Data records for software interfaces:
★ ★ ★ ★ ★

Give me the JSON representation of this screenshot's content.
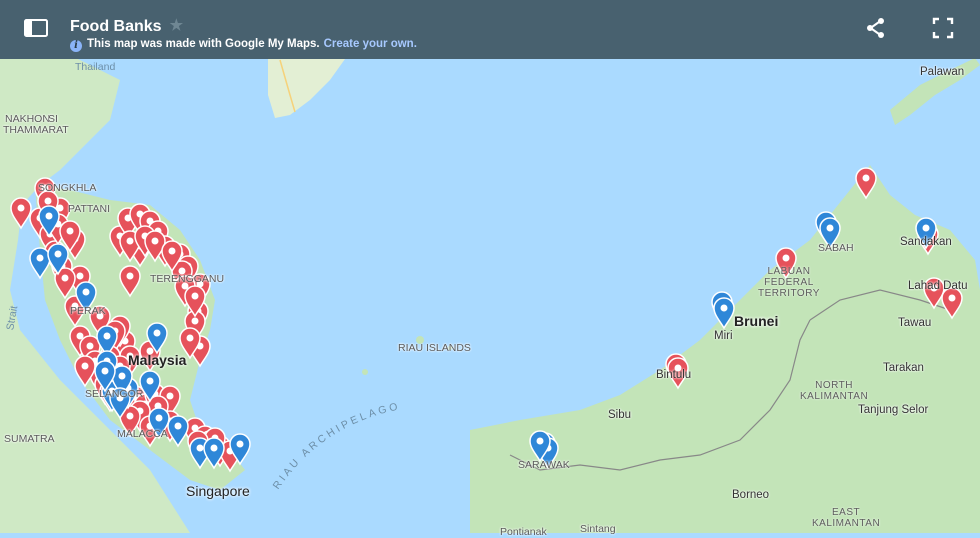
{
  "header": {
    "title": "Food Banks",
    "made_with_text": "This map was made with Google My Maps.",
    "create_link": "Create your own.",
    "icons": [
      "sidebar-toggle-icon",
      "star-icon",
      "info-icon",
      "share-icon",
      "fullscreen-icon"
    ]
  },
  "colors": {
    "header_bg": "#48616f",
    "water": "#aadaff",
    "land": "#c9e7c0",
    "pin_red": "#e6525b",
    "pin_blue": "#2f87d8"
  },
  "labels": {
    "thailand": "Thailand",
    "nakhon": "NAKHON",
    "si": "SI",
    "thammarat": "THAMMARAT",
    "songkhla": "SONGKHLA",
    "pattani": "PATTANI",
    "perak": "PERAK",
    "terengganu": "TERENGGANU",
    "malaysia": "Malaysia",
    "selangor": "SELANGOR",
    "malacca": "MALACCA",
    "sumatra": "SUMATRA",
    "singapore": "Singapore",
    "riau_islands": "RIAU ISLANDS",
    "riau_archipelago": "RIAU ARCHIPELAGO",
    "sarawak": "SARAWAK",
    "sibu": "Sibu",
    "bintulu": "Bintulu",
    "miri": "Miri",
    "brunei": "Brunei",
    "labuan_1": "LABUAN",
    "labuan_2": "FEDERAL",
    "labuan_3": "TERRITORY",
    "sabah": "SABAH",
    "sandakan": "Sandakan",
    "lahad_datu": "Lahad Datu",
    "tawau": "Tawau",
    "palawan": "Palawan",
    "tarakan": "Tarakan",
    "north_kal_1": "NORTH",
    "north_kal_2": "KALIMANTAN",
    "tanjung_selor": "Tanjung Selor",
    "borneo": "Borneo",
    "east_kal_1": "EAST",
    "east_kal_2": "KALIMANTAN",
    "pontianak": "Pontianak",
    "sintang": "Sintang",
    "strait": "Strait"
  },
  "markers": {
    "red_count": 75,
    "blue_count": 27
  }
}
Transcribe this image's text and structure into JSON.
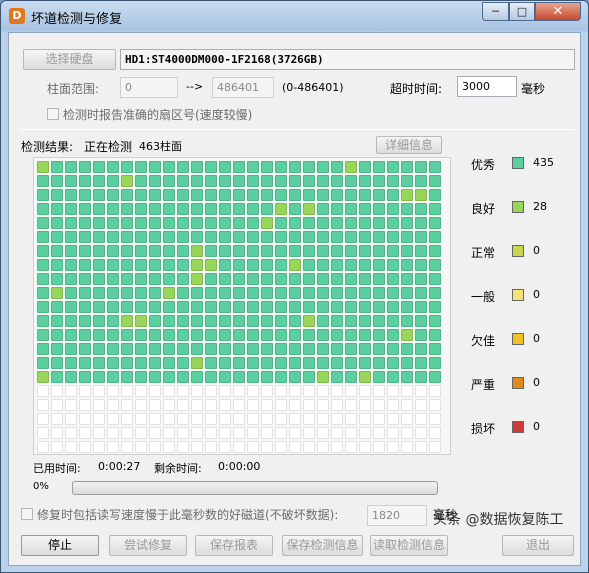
{
  "window": {
    "title": "坏道检测与修复",
    "min": "─",
    "max": "□",
    "close": "✕"
  },
  "disk": {
    "select_button": "选择硬盘",
    "name": "HD1:ST4000DM000-1F2168(3726GB)"
  },
  "range": {
    "label": "柱面范围:",
    "start": "0",
    "arrow": "-->",
    "end": "486401",
    "hint": "(0-486401)"
  },
  "timeout": {
    "label": "超时时间:",
    "value": "3000",
    "unit": "毫秒"
  },
  "report_exact_checkbox": {
    "label": "检测时报告准确的扇区号(速度较慢)"
  },
  "result": {
    "label": "检测结果:",
    "status": "正在检测",
    "cylinder": "463柱面",
    "detail_button": "详细信息"
  },
  "grid": {
    "columns": 29,
    "scanned_rows": 16,
    "total_rows": 21,
    "good_cells": [
      [
        0,
        0
      ],
      [
        0,
        22
      ],
      [
        1,
        6
      ],
      [
        2,
        26
      ],
      [
        2,
        27
      ],
      [
        3,
        17
      ],
      [
        3,
        19
      ],
      [
        4,
        16
      ],
      [
        6,
        11
      ],
      [
        7,
        11
      ],
      [
        7,
        12
      ],
      [
        7,
        18
      ],
      [
        8,
        11
      ],
      [
        9,
        1
      ],
      [
        9,
        9
      ],
      [
        11,
        6
      ],
      [
        11,
        7
      ],
      [
        11,
        19
      ],
      [
        12,
        26
      ],
      [
        14,
        11
      ],
      [
        15,
        0
      ],
      [
        15,
        20
      ],
      [
        15,
        23
      ]
    ],
    "colors": {
      "excellent": "#5bcf9f",
      "good": "#98d65a",
      "empty": "#ffffff"
    }
  },
  "legend": [
    {
      "label": "优秀",
      "count": "435",
      "color": "#5bcf9f"
    },
    {
      "label": "良好",
      "count": "28",
      "color": "#98d65a"
    },
    {
      "label": "正常",
      "count": "0",
      "color": "#c8d64f"
    },
    {
      "label": "一般",
      "count": "0",
      "color": "#f5e07a"
    },
    {
      "label": "欠佳",
      "count": "0",
      "color": "#f4c124"
    },
    {
      "label": "严重",
      "count": "0",
      "color": "#e08a1a"
    },
    {
      "label": "损坏",
      "count": "0",
      "color": "#d2393b"
    }
  ],
  "time": {
    "elapsed_label": "已用时间:",
    "elapsed": "0:00:27",
    "remaining_label": "剩余时间:",
    "remaining": "0:00:00"
  },
  "progress": {
    "percent_text": "0%",
    "value": 0
  },
  "repair_option": {
    "label": "修复时包括读写速度慢于此毫秒数的好磁道(不破坏数据):",
    "value": "1820",
    "unit": "毫秒"
  },
  "buttons": {
    "stop": "停止",
    "try_repair": "尝试修复",
    "save_report": "保存报表",
    "save_detect": "保存检测信息",
    "load_detect": "读取检测信息",
    "exit": "退出"
  },
  "watermark": "头条 @数据恢复陈工"
}
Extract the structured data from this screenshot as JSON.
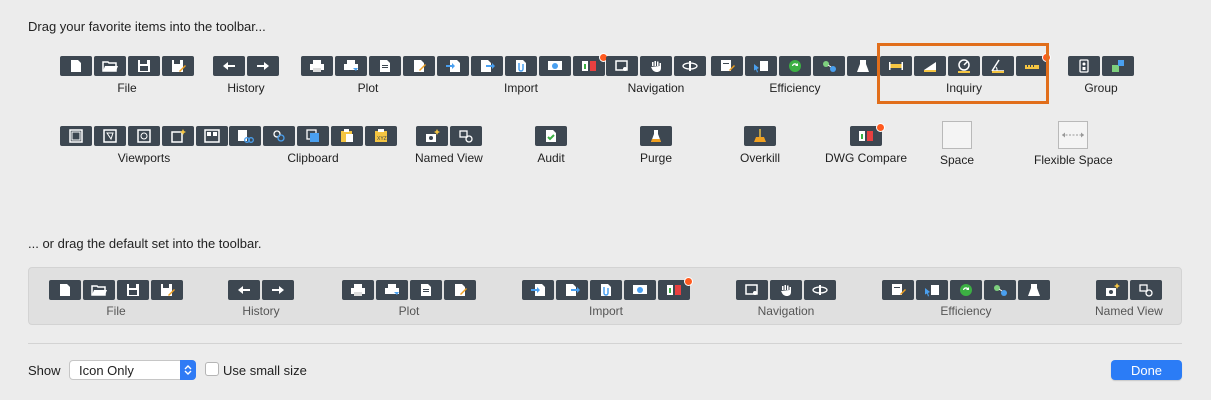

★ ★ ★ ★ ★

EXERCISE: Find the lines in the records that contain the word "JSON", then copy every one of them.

SOLUTION TO THE PROBLEM:
Give me the JSON representation of this screenshot's content.
Transcribe this image's text and structure into JSON.
Extract the structured data from this screenshot as JSON.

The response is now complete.